COSATU Women’s Day Statement

The Congress of South African Trade Unions (COSATU) joins millions of South Africans in saluting the gallant bravery and vision of the women of August 9, 1956, who stood up under very trying conditions, and marched against the citadel of the then apartheid regime at Union Buildings in Pretoria. 

This and other countless acts of defiance laid the foundations for the democratic breakthrough that was attained in 1994.  These symbolised selflessness and courage something this country needs at this time as we seek to overcome the struggles of today.
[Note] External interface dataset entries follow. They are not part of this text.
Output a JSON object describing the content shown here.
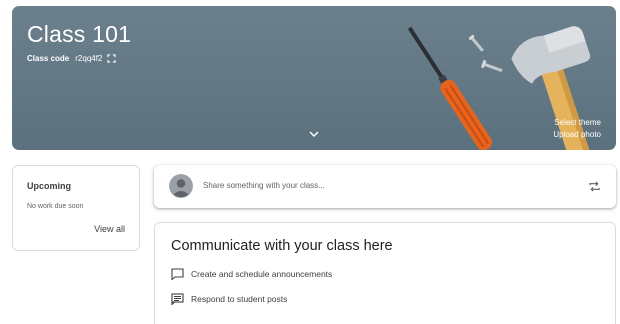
{
  "banner": {
    "title": "Class 101",
    "class_code_label": "Class code",
    "class_code_value": "r2qq4f2",
    "select_theme": "Select theme",
    "upload_photo": "Upload photo",
    "background_color": "#637885"
  },
  "upcoming": {
    "title": "Upcoming",
    "empty_message": "No work due soon",
    "view_all": "View all"
  },
  "stream": {
    "share_placeholder": "Share something with your class..."
  },
  "communicate": {
    "title": "Communicate with your class here",
    "items": [
      {
        "icon": "announcement-icon",
        "label": "Create and schedule announcements"
      },
      {
        "icon": "reply-posts-icon",
        "label": "Respond to student posts"
      }
    ]
  },
  "icons": {
    "fullscreen": "fullscreen-icon",
    "expand": "chevron-down-icon",
    "repost": "repost-icon",
    "avatar": "avatar"
  }
}
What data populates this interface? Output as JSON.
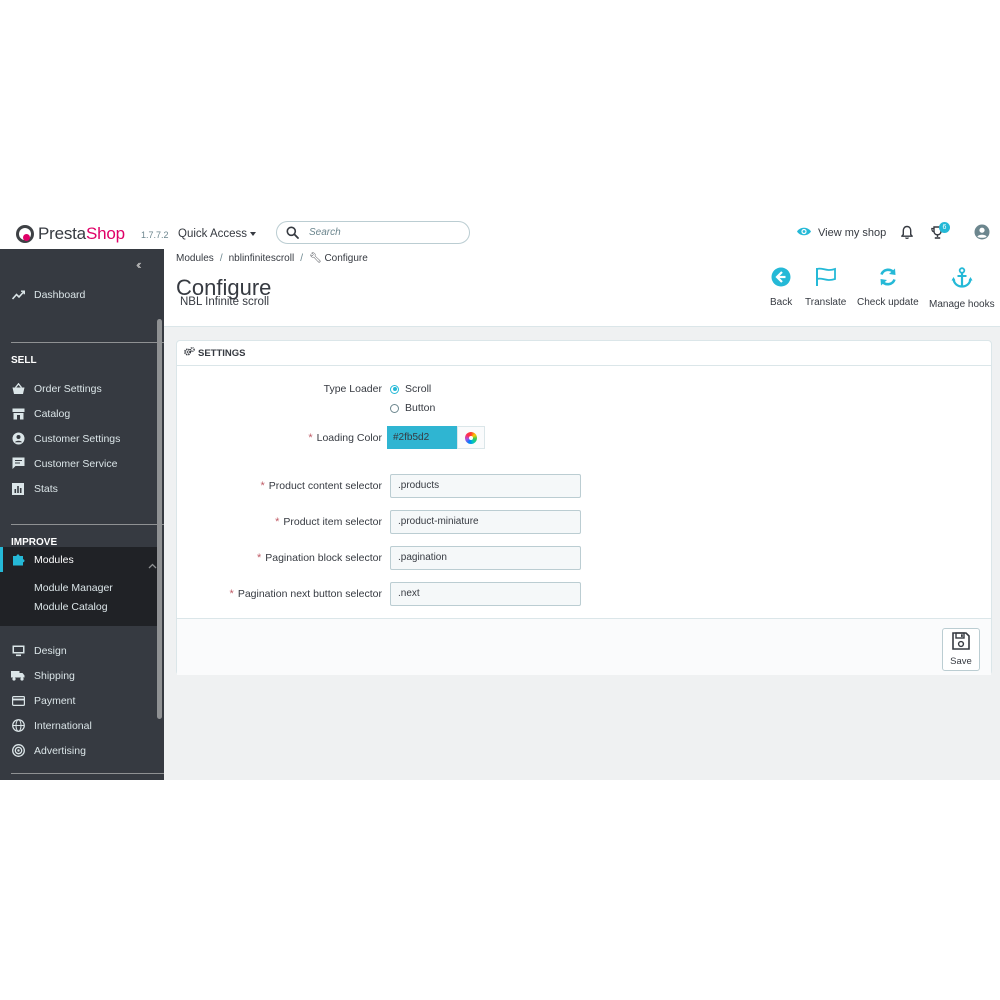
{
  "header": {
    "brand_prefix": "Presta",
    "brand_suffix": "Shop",
    "version": "1.7.7.2",
    "quick_access": "Quick Access",
    "search_placeholder": "Search",
    "view_shop": "View my shop",
    "notification_count": "6"
  },
  "sidebar": {
    "dashboard": "Dashboard",
    "sell_title": "SELL",
    "sell_items": [
      "Order Settings",
      "Catalog",
      "Customer Settings",
      "Customer Service",
      "Stats"
    ],
    "improve_title": "IMPROVE",
    "modules": "Modules",
    "module_sub": [
      "Module Manager",
      "Module Catalog"
    ],
    "improve_items": [
      "Design",
      "Shipping",
      "Payment",
      "International",
      "Advertising"
    ]
  },
  "toolbar": {
    "breadcrumb": [
      "Modules",
      "nblinfinitescroll",
      "Configure"
    ],
    "title": "Configure",
    "subtitle": "NBL Infinite scroll",
    "buttons": [
      "Back",
      "Translate",
      "Check update",
      "Manage hooks"
    ]
  },
  "panel": {
    "heading": "SETTINGS",
    "type_loader_label": "Type Loader",
    "type_loader_options": [
      "Scroll",
      "Button"
    ],
    "type_loader_selected": "Scroll",
    "loading_color_label": "Loading Color",
    "loading_color_value": "#2fb5d2",
    "fields": [
      {
        "label": "Product content selector",
        "value": ".products"
      },
      {
        "label": "Product item selector",
        "value": ".product-miniature"
      },
      {
        "label": "Pagination block selector",
        "value": ".pagination"
      },
      {
        "label": "Pagination next button selector",
        "value": ".next"
      }
    ],
    "save": "Save"
  },
  "colors": {
    "accent": "#25b9d7",
    "brand_pink": "#df0067",
    "sidebar_bg": "#363a41",
    "required": "#c05c67"
  }
}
On this day, when we remember their sacrifices, we must rekindle our commitment towards the total emancipation of women.  The challenges facing girls and women in South Africa today are daunting; where about 45% of South Africans cannot find work. Our society remains the most unequal in the world, state capture and corruption has decimated the state, and government is struggling to provide the necessary public services to improve the lives of the downtrodden and stimulate the economy. 

These challenges are worse for women and girls.  Whilst society battles with many socio-economic difficulties, women and girls are subject to horrific levels of gender-based violence and crime, often at the hands of those who  are expected  to care for and protect them.

Whilst these issues  are daunting, we should take comfort from the strides we have made.  Our Constitution provides a framework for a progressive society. About  900 000 domestic workers have seen their wages rise from R15 an hour in 2019 to R23.19 in 2022. 

The Compensation of Injury on Duty Amendment Bill is now before Parliament and will ensure that domestic workers will for the first time be insured for injuries at work.  The Maintenance Amendment Act empowers the state to garnish the salaries of and blacklist partners and fathers who refuse to pay maintenance for their former partners and their children.  Maternity leave benefits were significantly increased, delinked from unemployment insurance credits and expanded to cover stillborn births and 3rd trimester miscarriages. 

The National Parliament has passed three progressive Gender Based Violence Amendment Acts that significantly tighten our criminal legislation and expand protections for survivors.  South African ratified the International Labour Organisation’s Convention on the Prevention of Sexual Harassment and Violence at the Workplace in 2021.  The Employment Equity Amendment Bill strengthening measures to ensure women are protected from discrimination at the workplace is now before Parliament.

Women’s Day is a moment to reflect on what previous generations of women, and ordinary South Africans have achieved, often against unsurmountable odds.  It is a moment to remember and mourn the painful losses many women and girls have gone through in a society that all too often fails them.  Most importantly, it is a chance for all South Africans, in particular men, to reflect on where we are, what we have done and what we need to do better to ensure that our daughters, wives, sisters, mothers and grandmothers can live safe and fulfilling lives.

We need to use this opportunity to recommit ourselves to fighting for the elimination of gender discrimination, sexual harassment, violence, abuse, poverty and inequality at a workplace and in our communities. 

Issued by COSATU

Sizwe Pamla (Cosatu National Spokesperson)
Tel: 010 219 1339
Cell: 060 975 6794